HP overtakes Cisco in cloud infrastructure battle - finally
FYI, this story is more than a year old
After nipping at Cisco’s heels for two years, HP finally overtook arch rival Cisco in the cloud infrastructure equipment battle in Q2, albeit by the slimmest of margins.
Synergy Research Group says after tying in Q1 with 13%, HP finally wrestled top spot from Cisco which declined by half a percentage point, while HP remained consistent on 13%.
The research firm says the two leading vendors are each achieving ‘stellar’ revenue growth in the burgeoning market.
Synergy Research says Cisco continues to hold a commanding lead in public cloud infrastructure, while HP has a clear lead in private cloud – which could be good news for Hewlett Packard Enterprise, which will handle the enterprise side of the current HP business following HP’s 01 November split into two separate companies.
Synergy Research says total cloud infrastructure equipment revenues, including hardware and software, are now running at $16 billion per quarter, having grown by 25% year on year.
The company attributes HP’s cloud infrastructure leadership to the vendor’s domination in the cloud server segment and being a main challenger in storage. Cisco’s position meanwhile, is due mainly to its dominating the networking segment, while rapidly growing its position in servers.
Jeremy Duke, Synergy Research Group founder and chief analyst, says the public cloud services market is booming and driving heavy investment in cloud infrastructure, while a rapid transition to cloud is also in full swing in the enterprise IT market.
“Cisco continues to ride these waves very successfully, but what has enabled HP to grab the lead is the fact that servers and storage account for almost two-thirds of the market and HP is now rapidly evolving its huge business in these segments,” Duke says.
“By contrast, Cisco dominates the smaller networking segments, while its burgeoning cloud server business still lags far behind HP in scale.”
Microsoft also features in the rankings, taken third spot, due to its position in server operating systems and virtualisation applications, while Dell and IBM maintain a strong position across a range of cloud technology markets.
The research company says servers, operating systems, storage and networking combined account for 89% of the cloud infrastructure market, with the balance comprising cloud security, cloud management and virtualisation applications.
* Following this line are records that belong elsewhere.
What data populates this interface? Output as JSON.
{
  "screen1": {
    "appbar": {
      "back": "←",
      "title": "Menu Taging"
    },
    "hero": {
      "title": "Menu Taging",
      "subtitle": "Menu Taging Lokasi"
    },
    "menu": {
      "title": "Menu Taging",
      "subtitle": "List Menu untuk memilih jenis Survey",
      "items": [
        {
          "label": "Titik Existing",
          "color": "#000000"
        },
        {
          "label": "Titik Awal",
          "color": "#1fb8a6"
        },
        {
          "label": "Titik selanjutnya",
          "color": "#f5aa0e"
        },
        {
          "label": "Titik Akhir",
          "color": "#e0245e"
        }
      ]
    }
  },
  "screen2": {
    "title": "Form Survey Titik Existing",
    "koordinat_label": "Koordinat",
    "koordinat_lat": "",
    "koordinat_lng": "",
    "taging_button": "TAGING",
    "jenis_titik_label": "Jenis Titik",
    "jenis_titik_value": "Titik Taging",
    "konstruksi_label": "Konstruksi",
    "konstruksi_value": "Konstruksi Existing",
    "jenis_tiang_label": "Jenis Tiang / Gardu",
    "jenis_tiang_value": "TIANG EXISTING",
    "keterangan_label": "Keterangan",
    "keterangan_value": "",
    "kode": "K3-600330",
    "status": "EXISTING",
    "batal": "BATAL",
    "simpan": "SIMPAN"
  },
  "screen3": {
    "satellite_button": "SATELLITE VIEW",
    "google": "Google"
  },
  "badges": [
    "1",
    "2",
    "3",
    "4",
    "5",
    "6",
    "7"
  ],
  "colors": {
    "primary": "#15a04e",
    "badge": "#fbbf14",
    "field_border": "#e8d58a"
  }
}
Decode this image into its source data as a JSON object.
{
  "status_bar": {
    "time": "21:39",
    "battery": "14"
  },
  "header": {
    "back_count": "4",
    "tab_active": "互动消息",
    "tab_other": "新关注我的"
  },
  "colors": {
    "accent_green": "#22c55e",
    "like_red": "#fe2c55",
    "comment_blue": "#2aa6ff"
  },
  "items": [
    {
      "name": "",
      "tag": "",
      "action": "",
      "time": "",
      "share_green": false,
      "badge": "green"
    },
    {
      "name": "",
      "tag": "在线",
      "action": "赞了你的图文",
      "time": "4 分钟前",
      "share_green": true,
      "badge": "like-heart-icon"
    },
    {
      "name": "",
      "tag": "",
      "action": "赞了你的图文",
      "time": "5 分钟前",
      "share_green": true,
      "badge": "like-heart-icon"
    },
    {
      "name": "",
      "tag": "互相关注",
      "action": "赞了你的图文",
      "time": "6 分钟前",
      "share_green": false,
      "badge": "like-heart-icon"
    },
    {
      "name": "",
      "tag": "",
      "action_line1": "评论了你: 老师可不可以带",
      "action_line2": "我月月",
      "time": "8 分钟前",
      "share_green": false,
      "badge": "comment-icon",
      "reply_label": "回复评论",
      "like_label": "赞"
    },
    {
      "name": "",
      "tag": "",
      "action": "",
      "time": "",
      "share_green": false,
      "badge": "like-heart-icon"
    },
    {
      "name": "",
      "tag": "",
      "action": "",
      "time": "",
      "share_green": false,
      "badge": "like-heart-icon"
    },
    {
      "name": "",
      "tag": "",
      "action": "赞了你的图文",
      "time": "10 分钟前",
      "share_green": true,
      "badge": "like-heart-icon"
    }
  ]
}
Duke says the market is ‘huge’ and is growing rapidly and in aggregate the two leaders only account for a quarter of it – much the same as they did one year ago.